No bins? So what! What kind of mentality do people who sit in cars and throw stuff OUT of them have?! It’s ludicrous.
If the councils which control areas with lots of visitors, shops selling food, drinks and icecream to walk-up visitors, don’t have any bins, then I assume they want me to drop the rubbish any old place. They get what they want.
I carry a bag for rubbish in the car but I am not going to cart ice-cream wrappers or empty coke cans around with me all day on a bus or train, get real.
You can say that again Daniel.
Daniel, you forgot this timeless classic:
Do the right thing, everybody!!
@Keith, that’s true, there are few if any bins in that location, and some locations in parks definitely need them (eg picnic table areas, BBQs) but do we really need to fill every public place with rubbish bins just so people won’t litter? Particularly for people in cars (which is who causes this), it’s just not that hard to take it with you.
Pensioner, or anybody else, yes $234 is a lot of money. But it’s entirely avoidable, and anybody with any hint of commonsense would know that it’s wrong to throw away a lit cigarette. Why would anybody think otherwise?
Does the typical tourist have the expectation that it’s somehow okay to litter somewhere they’re visiting? Do they need a brochure in 17 languages reminding them of everything what is against the law?
@Kath, there is a theory that littering is more likely if there is existing litter. I suspect that’s probably true, though a place being spotless of course doesn’t stop the thoughtless. I like the Litter Ninja idea! (During a short period where I did a bit of bushwalking with my friend Josh, he always made sure to take some bags and pick up what we found. Litter in national parks is rarer, but even more objectionable than in the city.)

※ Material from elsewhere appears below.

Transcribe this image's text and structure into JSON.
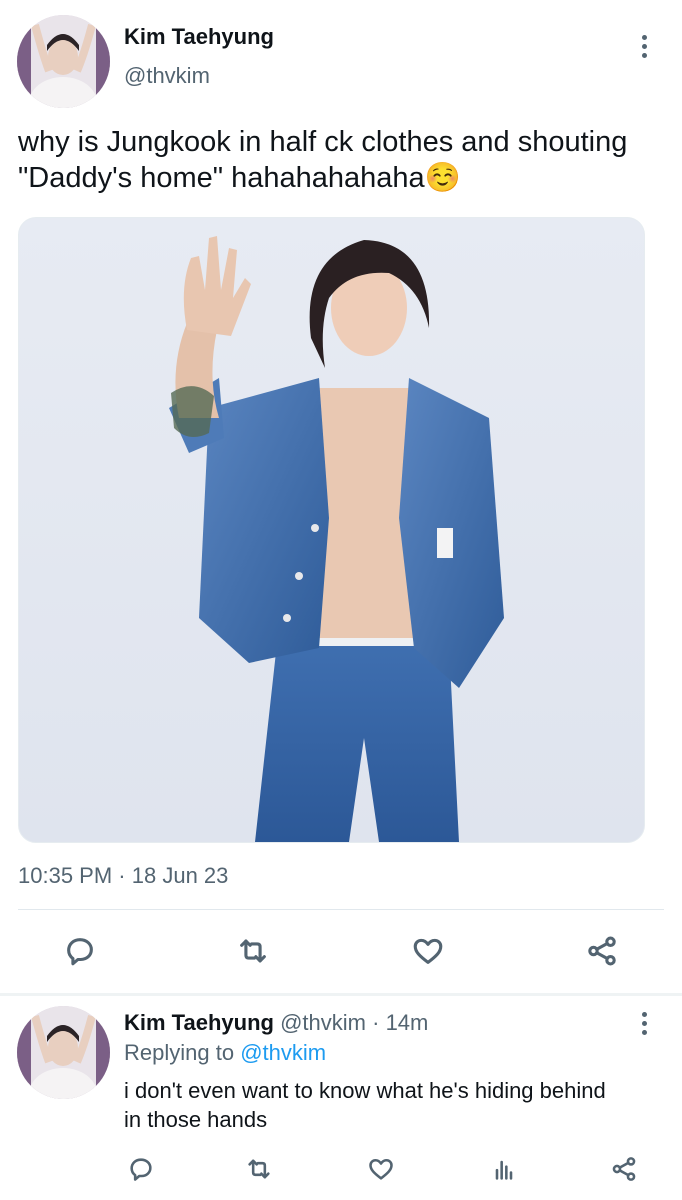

@Andrew V, haha, I’d forgotten that one!
Very many people think it is ok to throw their cigarette butts anywhere they please. If you look towards the ground almost anywhere in the city you are sure to see one. This is especially so in the CBD. I wonder if this problem is worse here in Australia due to the indoor smoking ban. People are much more likely to find an ashtray when smoking indoors. I do agree that if an area is well kept it is less likely to attract additional litter. All it takes is a few butts or wrappers scattered about to make people think that ot is ok to leave theirs there too. In the begining it should be quite easy to observe and fine people for littering with their butts.

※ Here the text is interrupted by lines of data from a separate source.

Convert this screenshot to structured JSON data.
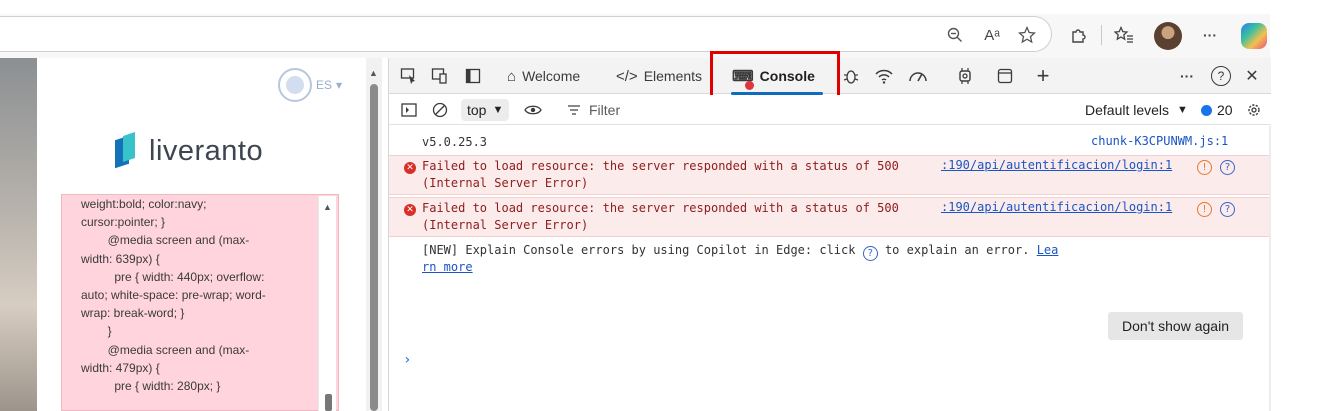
{
  "browser": {
    "toolbar_icons": [
      "zoom-out-icon",
      "read-aloud-icon",
      "favorite-star-icon",
      "extensions-icon",
      "favorites-icon",
      "profile-avatar",
      "more-icon",
      "copilot-icon"
    ],
    "read_aloud_glyph": "Aᵃ",
    "more_glyph": "···"
  },
  "website": {
    "language": "ES",
    "language_caret": "▾",
    "logo_text": "liveranto",
    "code_lines": [
      "weight:bold; color:navy;",
      "cursor:pointer; }",
      "        @media screen and (max-",
      "width: 639px) {",
      "          pre { width: 440px; overflow:",
      "auto; white-space: pre-wrap; word-",
      "wrap: break-word; }",
      "        }",
      "        @media screen and (max-",
      "width: 479px) {",
      "          pre { width: 280px; }"
    ]
  },
  "devtools": {
    "tabs": [
      {
        "label": "Welcome",
        "icon": "home-icon",
        "glyph": "⌂"
      },
      {
        "label": "Elements",
        "icon": "code-icon",
        "glyph": "</>"
      },
      {
        "label": "Console",
        "icon": "console-icon",
        "glyph": "⌨"
      }
    ],
    "right_glyphs": {
      "more": "···",
      "help": "?",
      "close": "✕",
      "add": "+"
    },
    "toolbar": {
      "context": "top",
      "context_caret": "▼",
      "filter_label": "Filter",
      "levels": "Default levels",
      "levels_caret": "▼",
      "message_count": "20"
    },
    "console": {
      "version_line": "v5.0.25.3",
      "version_source": "chunk-K3CPUNWM.js:1",
      "errors": [
        {
          "line1": "Failed to load resource: the server responded with a status of 500",
          "line2": "(Internal Server Error)",
          "source": ":190/api/autentificacion/login:1"
        },
        {
          "line1": "Failed to load resource: the server responded with a status of 500",
          "line2": "(Internal Server Error)",
          "source": ":190/api/autentificacion/login:1"
        }
      ],
      "copilot_prefix": "[NEW] Explain Console errors by using Copilot in Edge: click",
      "copilot_suffix": "to explain an error.",
      "learn_more_1": "Lea",
      "learn_more_2": "rn more",
      "dont_show_again": "Don't show again",
      "prompt": "›"
    }
  },
  "colors": {
    "highlight": "#e00000",
    "error_bg": "#fcebeb",
    "link": "#1a55c4",
    "tab_underline": "#0f6cbd",
    "code_box_bg": "#ffd4dd"
  }
}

@enno: if you can’t dispose of the waste, don’t buy the crap. You’re just being a pathetic cop-out.
@keith: you’re just like the losers who smuggle drugs through south-east Asia and then complain about the penalties when they get caught. Not knowing the law is not a valid excuse. Tourists shouldn’t be littering, and neither should locals. The fine should be high, and would be even better if it rose proportionally to income, as speeding fines do in some European countries.
One of my pet hates is the theory that “if we take the bins away people won’t litter” which saw councils taking out bins some time ago. There should be bins in appropriate places (eg tram stops, parks with picnic tables) so people who are clever enough to use them can.
A mate of mine has worked on some recent “bin your butts” campaigns. I particularly like the one in the CBD constructed of cigarette butts found nearby:
I’d like to see a few ‘stings’ whereby police set up a bunch of cameras and film everyone littering at a public event, then send them fines in the mail and a link to the film footage of them littering.
While its only going to help for events, it’ll give them something to think about anyway…